by Michael T. Toole
Wendie Jo Sperber (1958-2005)

Wendie Jo Sperber (1958-2005)

Wendie Jo Sperber, the zany comic actress who had appeared on several movies and sitcoms since the late '70s, died on November 29 of breast cancer at her Sherman Oaks home. She was 47. Born on September 18, 1958 in Hollywood, California, Sperber made an impression from the beginning when, at just 19 years of age, she was cast as Rosie Petrofsky, the hyperactive, dreamy-eyed Beatle fan who will stop at nothing to see them on their Ed Sullivan debut in the charming Robert Zemeckis' period comedy I Wanna Hold Your Hand (1978). The film was a surprise smash in the Spring of '78, and she proved that her comic chops were no fluke when Stephen Spielberg cast her as a lovestruck teenager in his overblown spectacle 1941 (1979); and as a naive car buyer in Zemeckis' funny Kurt Russell outing Used Cars (1980). As hilarious as she was in those films, Sperber earned her pop culture stripes when she played Amy Cassidy in the cult comedy series Bosom Buddies (1980-82). This strange sitcom, about two pals (Tom Hanks and Peter Scolari), who dressed in drag so they could live in an all-girls residential hotel might have had a flimsy premise - but the actors played it to the hilt.

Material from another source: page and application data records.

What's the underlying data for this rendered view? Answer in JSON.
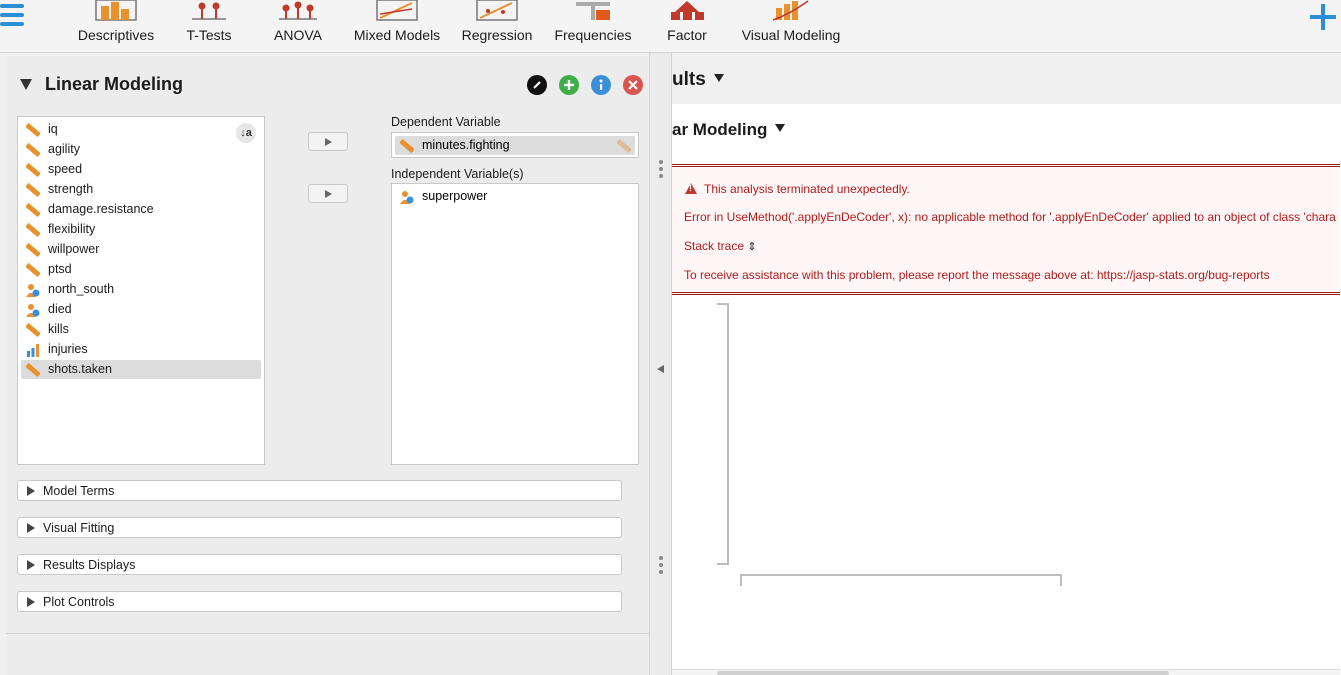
{
  "ribbon": {
    "items": [
      {
        "label": "Descriptives",
        "icon": "descriptives-icon"
      },
      {
        "label": "T-Tests",
        "icon": "ttests-icon"
      },
      {
        "label": "ANOVA",
        "icon": "anova-icon"
      },
      {
        "label": "Mixed Models",
        "icon": "mixed-models-icon"
      },
      {
        "label": "Regression",
        "icon": "regression-icon"
      },
      {
        "label": "Frequencies",
        "icon": "frequencies-icon"
      },
      {
        "label": "Factor",
        "icon": "factor-icon"
      },
      {
        "label": "Visual Modeling",
        "icon": "visual-modeling-icon"
      }
    ]
  },
  "analysis": {
    "title": "Linear Modeling",
    "variables": [
      {
        "name": "iq",
        "type": "scale"
      },
      {
        "name": "agility",
        "type": "scale"
      },
      {
        "name": "speed",
        "type": "scale"
      },
      {
        "name": "strength",
        "type": "scale"
      },
      {
        "name": "damage.resistance",
        "type": "scale"
      },
      {
        "name": "flexibility",
        "type": "scale"
      },
      {
        "name": "willpower",
        "type": "scale"
      },
      {
        "name": "ptsd",
        "type": "scale"
      },
      {
        "name": "north_south",
        "type": "nominal"
      },
      {
        "name": "died",
        "type": "nominal"
      },
      {
        "name": "kills",
        "type": "scale"
      },
      {
        "name": "injuries",
        "type": "ordinal"
      },
      {
        "name": "shots.taken",
        "type": "scale",
        "selected": true
      }
    ],
    "dependent_label": "Dependent Variable",
    "dependent_value": "minutes.fighting",
    "independent_label": "Independent Variable(s)",
    "independent_values": [
      "superpower"
    ],
    "sections": [
      "Model Terms",
      "Visual Fitting",
      "Results Displays",
      "Plot Controls"
    ]
  },
  "results": {
    "title": "ults",
    "subtitle": "ar Modeling",
    "error_title": "This analysis terminated unexpectedly.",
    "error_message": "Error in UseMethod('.applyEnDeCoder', x): no applicable method for '.applyEnDeCoder' applied to an object of class 'chara",
    "stack_trace": "Stack trace",
    "report_message": "To receive assistance with this problem, please report the message above at: https://jasp-stats.org/bug-reports"
  },
  "colors": {
    "accent": "#2b8fd6",
    "scale_icon": "#e8912d",
    "error_text": "#b01c1c",
    "edit_btn": "#111111",
    "add_btn": "#3fae49",
    "info_btn": "#3a8fd9",
    "close_btn": "#d9534f"
  }
}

Hanks and Scolari were fine, but Sperber stole the series with her incredible physical display of pratfalls, comic sprints, splits and facial mugging. Indeed, here was one comedic performer who was not afraid to go all out for a laugh. Even after the cancellation of the show, Sperber continued to work in comedies throughout the decade: Bachelor Party (1984), Moving Violations, and in Back to the Future (both 1985). Tragically, Sperber's career was halted in 1997 when she was diagnosed with breast cancer. After a brief remission, she played a cancer survivor in a final season episode of Murphy Brown (1997-98). The warm reception she received from her appearance influenced her decision to become an active campaigner for cancer awareness and fundraising. The culmination of her humanitarian efforts resulted in 2001, when she founded weSPARK Cancer Support Center in Sherman Oaks, a nonprofit center that provides free emotional support, research information and social activities for cancer victims and their families. Despite her altruistic causes, Sperber still found time in recent years to make guest appearances on such hit television shows like Will & Grace and 8 Simple Rules...for Dating My Teenage Daughter. She is survived by a son, Preston; a daughter, Pearl; parents, Charlene and Burt; sisters, Ellice and Michelle; and a brother, Richard. by Michael T. Toole

Quotes

Trivia

Miscellaneous Notes

Released in United States Winter February 17, 1995

This "cinematic game" combines characteristics of traditional motion pictures with video game elements. Audience members will be able to choose how the plot develops by using a "pistol grip" with illuminated selector buttons, located in each theatre seat.

This project is the first of a two-picture production deal between Interfilm and Sony New Technologies.

Interactive

Released in United States Winter February 17, 1995